2Lin JJ, Lin F. Two entities in angiolipoma. A study of 459 cases of lipoma with review of literature on infiltrating angiolipoma. Cancer 1974;34:720-7.
3Sciot R, Akerman M, Dal Cin P, De Wever I, Fletcher CD, Mandahl N, et al. Cytogenetic analysis of subcutaneous angiolipoma: Further evidence supporting its difference from ordinary pure lipomas: A report of the CHAMP Study Group. Am J Surg Pathol 1997;21:441-4.
4Kanik AB, Oh CH, Bhawan J. Cellular angiolipoma. Am J Dermatopathol 1995;17:312-5.

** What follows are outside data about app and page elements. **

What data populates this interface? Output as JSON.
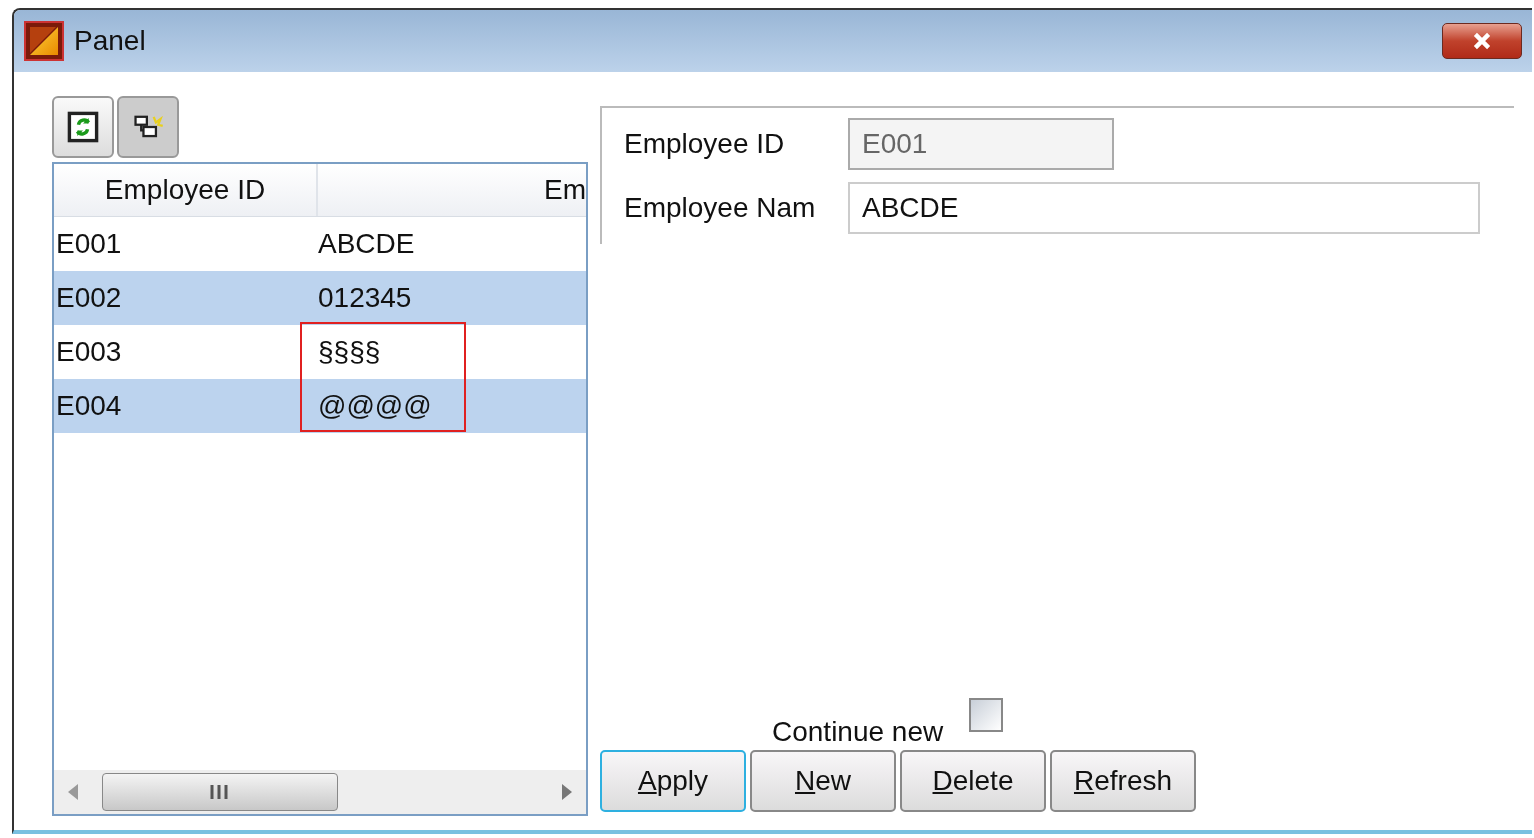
{
  "window": {
    "title": "Panel"
  },
  "grid": {
    "columns": [
      "Employee ID",
      "Em"
    ],
    "rows": [
      {
        "id": "E001",
        "name": "ABCDE",
        "highlighted": false,
        "marked": false
      },
      {
        "id": "E002",
        "name": "012345",
        "highlighted": true,
        "marked": false
      },
      {
        "id": "E003",
        "name": "§§§§",
        "highlighted": false,
        "marked": true
      },
      {
        "id": "E004",
        "name": "@@@@",
        "highlighted": true,
        "marked": true
      }
    ]
  },
  "form": {
    "fields": [
      {
        "label": "Employee ID",
        "value": "E001",
        "disabled": true
      },
      {
        "label": "Employee Nam",
        "value": "ABCDE",
        "disabled": false
      }
    ],
    "continue_new": {
      "label": "Continue new",
      "checked": false
    },
    "buttons": [
      {
        "key": "A",
        "rest": "pply",
        "focused": true
      },
      {
        "key": "N",
        "rest": "ew",
        "focused": false
      },
      {
        "key": "D",
        "rest": "elete",
        "focused": false
      },
      {
        "key": "R",
        "rest": "efresh",
        "focused": false
      }
    ]
  }
}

5Sheng W, Lu L, Wang J. Cellular angiolipoma: A clinicopathological and immunohistochemical study of 12 cases. Am J Dermatopathol 2013;35:220-5.